P. Stobdam, "India’s Real Problem Lies in its Bhutan Policy, Not the Border", , July 14, 2017, https://thewire.in/157293/india-china-doklam-real-problem-bhutan/
Soutk Biswas, "Why is the India-China border stand-off escalating?". BBC News, July 20, 2017, http://www.bbc.com/news/world-asia-india-40653053
Ankit Panda, "What's Driving the India-China Standoff at Doklam?", The Diplomat, July 18, 2017 http://thediplomat.com/2017/07/whats-driving-the-india-china-standoff-at-doklam/

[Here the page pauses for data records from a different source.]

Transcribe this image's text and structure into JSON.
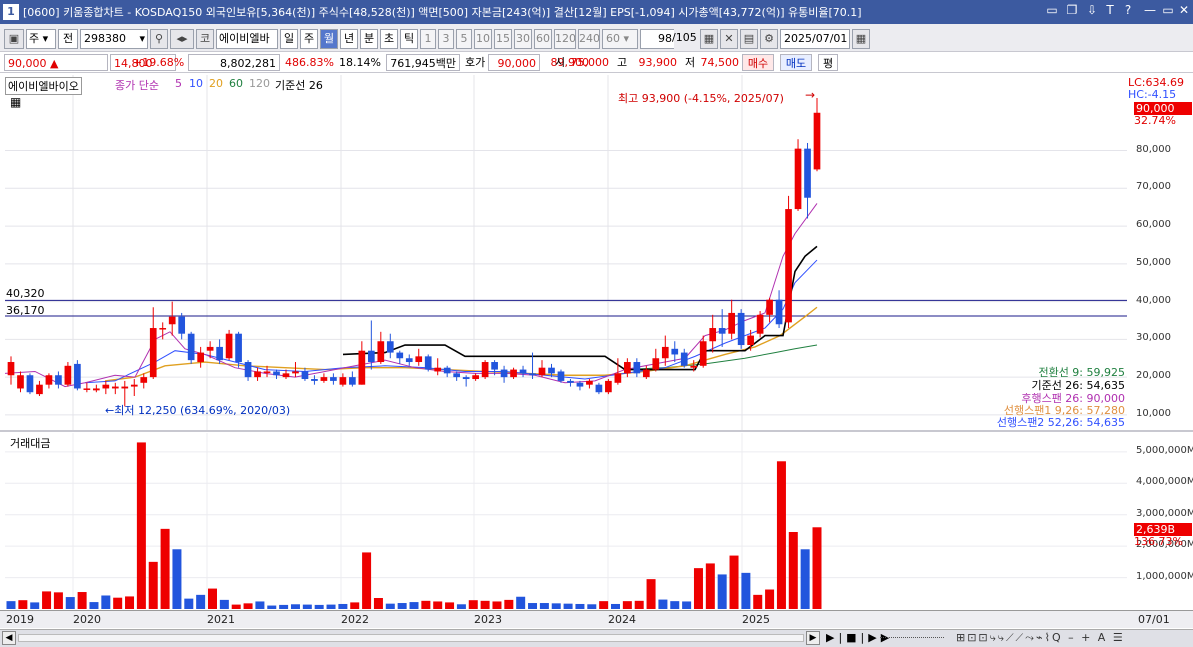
{
  "window": {
    "number": "1",
    "title": "[0600] 키움종합차트 - KOSDAQ150 외국인보유[5,364(천)] 주식수[48,528(천)] 액면[500] 자본금[243(억)] 결산[12월] EPS[-1,094] 시가총액[43,772(억)] 유통비율[70.1]",
    "controls": [
      "▭",
      "❐",
      "⇩",
      "T",
      "?",
      "—",
      "▭",
      "✕"
    ]
  },
  "toolbar": {
    "market_mode": "주",
    "prev_label": "전",
    "code": "298380",
    "exchange": "코",
    "stock_name": "에이비엘바",
    "periods": [
      "일",
      "주",
      "월",
      "년",
      "분",
      "초",
      "틱"
    ],
    "selected_period": "월",
    "minute_options": [
      "1",
      "3",
      "5",
      "10",
      "15",
      "30",
      "60",
      "120",
      "240"
    ],
    "interval_value": "60",
    "count": "98",
    "count_total": "/105",
    "date": "2025/07/01"
  },
  "quote": {
    "price": "90,000",
    "change": "14,800",
    "change_pct": "+19.68%",
    "volume": "8,802,281",
    "volume_ratio": "486.83%",
    "turnover": "18.14%",
    "amount": "761,945백만",
    "bid_label": "호가",
    "bid1": "90,000",
    "bid2": "89,900",
    "open_label": "시",
    "open": "75,000",
    "high_label": "고",
    "high": "93,900",
    "low_label": "저",
    "low": "74,500",
    "buy_button": "매수",
    "sell_button": "매도",
    "eval_button": "평"
  },
  "price_panel": {
    "stock_label": "에이비엘바이오",
    "ma_label": "종가 단순",
    "ma_periods": [
      "5",
      "10",
      "20",
      "60",
      "120"
    ],
    "ma_colors": [
      "#b030b0",
      "#3050ff",
      "#e0a020",
      "#208040",
      "#b0b0b0"
    ],
    "kijun_label": "기준선 26",
    "lc_label": "LC:634.69",
    "hc_label": "HC:-4.15",
    "current_price_tag": "90,000",
    "current_pct_tag": "32.74%",
    "high_annotation": "최고 93,900 (-4.15%, 2025/07)",
    "low_annotation": "←최저 12,250 (634.69%, 2020/03)",
    "hline1_label": "40,320",
    "hline2_label": "36,170",
    "ichimoku": [
      {
        "text": "전환선 9: 59,925",
        "color": "#208040"
      },
      {
        "text": "기준선 26: 54,635",
        "color": "#000000"
      },
      {
        "text": "후행스팬 26: 90,000",
        "color": "#b030b0"
      },
      {
        "text": "선행스팬1 9,26: 57,280",
        "color": "#e09040"
      },
      {
        "text": "선행스팬2 52,26: 54,635",
        "color": "#3050ff"
      }
    ]
  },
  "volume_panel": {
    "label": "거래대금",
    "current_tag": "2,639B",
    "pct_tag": "136.73%"
  },
  "date_axis": [
    "2019",
    "2020",
    "2021",
    "2022",
    "2023",
    "2024",
    "2025"
  ],
  "date_axis_right": "07/01",
  "colors": {
    "up": "#ee0000",
    "down": "#2255dd",
    "title_bar": "#3c5aa0"
  },
  "chart_data": {
    "type": "candlestick",
    "price_axis": {
      "ticks": [
        "10,000",
        "20,000",
        "30,000",
        "40,000",
        "50,000",
        "60,000",
        "70,000",
        "80,000"
      ],
      "range": [
        6000,
        100000
      ]
    },
    "volume_axis": {
      "ticks": [
        "1,000,000M",
        "2,000,000M",
        "3,000,000M",
        "4,000,000M",
        "5,000,000M"
      ],
      "range": [
        0,
        5600000
      ]
    },
    "hlines": [
      40320,
      36170
    ],
    "candles": [
      [
        20500,
        24000,
        18000,
        25500
      ],
      [
        17000,
        20500,
        16000,
        21500
      ],
      [
        20500,
        16000,
        15500,
        21000
      ],
      [
        15500,
        18000,
        15000,
        19000
      ],
      [
        18000,
        20500,
        17000,
        21000
      ],
      [
        20500,
        18000,
        17000,
        21500
      ],
      [
        18000,
        23000,
        17500,
        24000
      ],
      [
        23500,
        17000,
        16500,
        24500
      ],
      [
        17000,
        17000,
        16000,
        18500
      ],
      [
        16500,
        17000,
        16000,
        18000
      ],
      [
        17000,
        18000,
        15500,
        19000
      ],
      [
        17000,
        17500,
        15500,
        18500
      ],
      [
        17000,
        17500,
        12250,
        19000
      ],
      [
        17500,
        18000,
        15000,
        19500
      ],
      [
        18500,
        20000,
        17000,
        21000
      ],
      [
        20000,
        33000,
        19500,
        38500
      ],
      [
        33000,
        33000,
        30000,
        34500
      ],
      [
        34000,
        36000,
        31000,
        40000
      ],
      [
        36000,
        31500,
        30000,
        37000
      ],
      [
        31500,
        24500,
        23500,
        32000
      ],
      [
        24000,
        26500,
        22500,
        28000
      ],
      [
        27000,
        28000,
        25000,
        29500
      ],
      [
        28000,
        24500,
        23500,
        30000
      ],
      [
        25000,
        31500,
        24500,
        32500
      ],
      [
        31500,
        24000,
        22500,
        32000
      ],
      [
        24000,
        20000,
        19000,
        24500
      ],
      [
        20000,
        21500,
        19000,
        22500
      ],
      [
        21500,
        21500,
        20000,
        23000
      ],
      [
        21500,
        20500,
        19500,
        22000
      ],
      [
        20000,
        21000,
        19500,
        22000
      ],
      [
        21000,
        21500,
        20000,
        24000
      ],
      [
        21500,
        19500,
        19000,
        22500
      ],
      [
        19500,
        19000,
        18000,
        20500
      ],
      [
        19000,
        20000,
        18500,
        21000
      ],
      [
        20000,
        19000,
        18000,
        21000
      ],
      [
        18000,
        20000,
        17500,
        21000
      ],
      [
        20000,
        18000,
        17500,
        21500
      ],
      [
        18000,
        27000,
        18000,
        29500
      ],
      [
        27000,
        24000,
        22000,
        35000
      ],
      [
        24000,
        29500,
        23500,
        32000
      ],
      [
        29500,
        26500,
        25000,
        31500
      ],
      [
        26500,
        25000,
        23500,
        27000
      ],
      [
        25000,
        24000,
        23000,
        26000
      ],
      [
        24000,
        25500,
        23000,
        27500
      ],
      [
        25500,
        22000,
        21500,
        26000
      ],
      [
        21500,
        22500,
        20500,
        25000
      ],
      [
        22500,
        21000,
        20000,
        23000
      ],
      [
        21000,
        20000,
        19000,
        21500
      ],
      [
        20000,
        19500,
        17500,
        20500
      ],
      [
        19500,
        20500,
        19000,
        21000
      ],
      [
        20000,
        24000,
        19500,
        24500
      ],
      [
        24000,
        22000,
        20500,
        24500
      ],
      [
        22000,
        20000,
        18500,
        23000
      ],
      [
        20000,
        22000,
        19500,
        22500
      ],
      [
        22000,
        21000,
        20000,
        23000
      ],
      [
        21000,
        20500,
        19500,
        26500
      ],
      [
        20500,
        22500,
        20000,
        24500
      ],
      [
        22500,
        21000,
        20000,
        23500
      ],
      [
        21500,
        19000,
        18500,
        22000
      ],
      [
        19000,
        18500,
        17500,
        19500
      ],
      [
        18500,
        17500,
        16500,
        19000
      ],
      [
        18000,
        19000,
        17000,
        19500
      ],
      [
        18000,
        16000,
        15500,
        18500
      ],
      [
        16000,
        19000,
        15500,
        19500
      ],
      [
        18500,
        21000,
        18000,
        25000
      ],
      [
        21000,
        24000,
        20000,
        25000
      ],
      [
        24000,
        21000,
        20000,
        25000
      ],
      [
        20000,
        22000,
        19500,
        23000
      ],
      [
        22000,
        25000,
        21500,
        27500
      ],
      [
        25000,
        28000,
        23000,
        31000
      ],
      [
        27500,
        26000,
        24000,
        29500
      ],
      [
        26500,
        23000,
        22500,
        27500
      ],
      [
        22500,
        23000,
        21500,
        24500
      ],
      [
        23000,
        29500,
        22500,
        31000
      ],
      [
        29500,
        33000,
        26500,
        36500
      ],
      [
        33000,
        31500,
        28000,
        38000
      ],
      [
        31500,
        37000,
        30000,
        40500
      ],
      [
        37000,
        28500,
        27500,
        38000
      ],
      [
        28500,
        31000,
        27000,
        32500
      ],
      [
        31500,
        36500,
        30500,
        37500
      ],
      [
        36500,
        40500,
        34500,
        41000
      ],
      [
        40500,
        34000,
        33000,
        43000
      ],
      [
        34500,
        64500,
        33000,
        68000
      ],
      [
        64500,
        80500,
        64000,
        83000
      ],
      [
        80500,
        67500,
        62000,
        82000
      ],
      [
        75000,
        90000,
        74500,
        93900
      ]
    ],
    "volume": [
      [
        250000,
        "down"
      ],
      [
        280000,
        "up"
      ],
      [
        210000,
        "down"
      ],
      [
        560000,
        "up"
      ],
      [
        530000,
        "up"
      ],
      [
        380000,
        "down"
      ],
      [
        540000,
        "up"
      ],
      [
        220000,
        "down"
      ],
      [
        430000,
        "down"
      ],
      [
        360000,
        "up"
      ],
      [
        400000,
        "up"
      ],
      [
        5300000,
        "up"
      ],
      [
        1500000,
        "up"
      ],
      [
        2550000,
        "up"
      ],
      [
        1900000,
        "down"
      ],
      [
        330000,
        "down"
      ],
      [
        450000,
        "down"
      ],
      [
        650000,
        "up"
      ],
      [
        290000,
        "down"
      ],
      [
        140000,
        "up"
      ],
      [
        180000,
        "up"
      ],
      [
        240000,
        "down"
      ],
      [
        110000,
        "down"
      ],
      [
        130000,
        "down"
      ],
      [
        150000,
        "down"
      ],
      [
        140000,
        "down"
      ],
      [
        130000,
        "down"
      ],
      [
        140000,
        "down"
      ],
      [
        160000,
        "down"
      ],
      [
        210000,
        "up"
      ],
      [
        1800000,
        "up"
      ],
      [
        350000,
        "up"
      ],
      [
        170000,
        "down"
      ],
      [
        190000,
        "down"
      ],
      [
        220000,
        "down"
      ],
      [
        260000,
        "up"
      ],
      [
        240000,
        "up"
      ],
      [
        210000,
        "up"
      ],
      [
        150000,
        "down"
      ],
      [
        280000,
        "up"
      ],
      [
        260000,
        "up"
      ],
      [
        240000,
        "up"
      ],
      [
        290000,
        "up"
      ],
      [
        390000,
        "down"
      ],
      [
        190000,
        "down"
      ],
      [
        190000,
        "down"
      ],
      [
        180000,
        "down"
      ],
      [
        170000,
        "down"
      ],
      [
        160000,
        "down"
      ],
      [
        150000,
        "down"
      ],
      [
        250000,
        "up"
      ],
      [
        160000,
        "down"
      ],
      [
        250000,
        "up"
      ],
      [
        260000,
        "up"
      ],
      [
        950000,
        "up"
      ],
      [
        300000,
        "down"
      ],
      [
        250000,
        "down"
      ],
      [
        240000,
        "down"
      ],
      [
        1300000,
        "up"
      ],
      [
        1450000,
        "up"
      ],
      [
        1100000,
        "down"
      ],
      [
        1700000,
        "up"
      ],
      [
        1150000,
        "down"
      ],
      [
        450000,
        "up"
      ],
      [
        620000,
        "up"
      ],
      [
        4700000,
        "up"
      ],
      [
        2450000,
        "up"
      ],
      [
        1900000,
        "down"
      ],
      [
        2600000,
        "up"
      ]
    ],
    "volume_start_index": 18,
    "x_extent": [
      0,
      1122
    ],
    "kijun": [
      [
        338,
        26000
      ],
      [
        380,
        26500
      ],
      [
        400,
        28500
      ],
      [
        440,
        28500
      ],
      [
        460,
        25500
      ],
      [
        600,
        25500
      ],
      [
        620,
        22000
      ],
      [
        690,
        22000
      ],
      [
        700,
        27000
      ],
      [
        740,
        27000
      ],
      [
        760,
        31000
      ],
      [
        778,
        31000
      ],
      [
        790,
        48000
      ],
      [
        800,
        52000
      ],
      [
        812,
        54635
      ]
    ],
    "ma5": [
      [
        0,
        21000
      ],
      [
        30,
        21500
      ],
      [
        60,
        17500
      ],
      [
        80,
        18500
      ],
      [
        110,
        20500
      ],
      [
        130,
        20000
      ],
      [
        150,
        30000
      ],
      [
        165,
        32000
      ],
      [
        180,
        27500
      ],
      [
        200,
        26000
      ],
      [
        230,
        22500
      ],
      [
        260,
        21000
      ],
      [
        290,
        20000
      ],
      [
        320,
        21500
      ],
      [
        350,
        23000
      ],
      [
        380,
        24500
      ],
      [
        410,
        22500
      ],
      [
        440,
        21500
      ],
      [
        470,
        21000
      ],
      [
        500,
        21000
      ],
      [
        530,
        20500
      ],
      [
        560,
        18500
      ],
      [
        590,
        19000
      ],
      [
        620,
        22000
      ],
      [
        650,
        23500
      ],
      [
        680,
        25000
      ],
      [
        700,
        31000
      ],
      [
        720,
        32500
      ],
      [
        740,
        35000
      ],
      [
        760,
        37000
      ],
      [
        778,
        52000
      ],
      [
        790,
        58000
      ],
      [
        812,
        66000
      ]
    ],
    "ma10": [
      [
        80,
        18500
      ],
      [
        110,
        19000
      ],
      [
        150,
        24000
      ],
      [
        170,
        27000
      ],
      [
        200,
        26000
      ],
      [
        230,
        24000
      ],
      [
        260,
        22000
      ],
      [
        300,
        21500
      ],
      [
        340,
        22500
      ],
      [
        380,
        23000
      ],
      [
        420,
        22500
      ],
      [
        460,
        21500
      ],
      [
        500,
        21500
      ],
      [
        540,
        20500
      ],
      [
        580,
        19500
      ],
      [
        620,
        21000
      ],
      [
        660,
        22500
      ],
      [
        690,
        25500
      ],
      [
        720,
        29000
      ],
      [
        760,
        33000
      ],
      [
        778,
        38000
      ],
      [
        790,
        45000
      ],
      [
        812,
        51000
      ]
    ],
    "ma20": [
      [
        100,
        19000
      ],
      [
        130,
        20000
      ],
      [
        160,
        23000
      ],
      [
        200,
        24000
      ],
      [
        240,
        23000
      ],
      [
        280,
        22500
      ],
      [
        320,
        22000
      ],
      [
        360,
        22500
      ],
      [
        400,
        22500
      ],
      [
        440,
        22000
      ],
      [
        480,
        21500
      ],
      [
        520,
        21000
      ],
      [
        560,
        20500
      ],
      [
        600,
        20500
      ],
      [
        640,
        21500
      ],
      [
        680,
        23000
      ],
      [
        720,
        26000
      ],
      [
        750,
        28000
      ],
      [
        775,
        31000
      ],
      [
        800,
        36000
      ],
      [
        812,
        38500
      ]
    ],
    "ma60": [
      [
        620,
        22000
      ],
      [
        660,
        22500
      ],
      [
        700,
        23500
      ],
      [
        740,
        25000
      ],
      [
        770,
        26500
      ],
      [
        790,
        27500
      ],
      [
        812,
        28500
      ]
    ]
  }
}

Stephen Lee Myers, "Squeezed by an India-China Standoff, Bhutan Holds Its Breath", New York Times. August 15, 2017. https://www.nytimes.com/2017/08/15/world/asia/squeezed-by-an-india-china-standoff-bhutan-holds-its-breath.html?hpw&rref=world&action=click&pgtype=Homepage&module=well-region®ion=bottom-well&WT.nav=bottom-well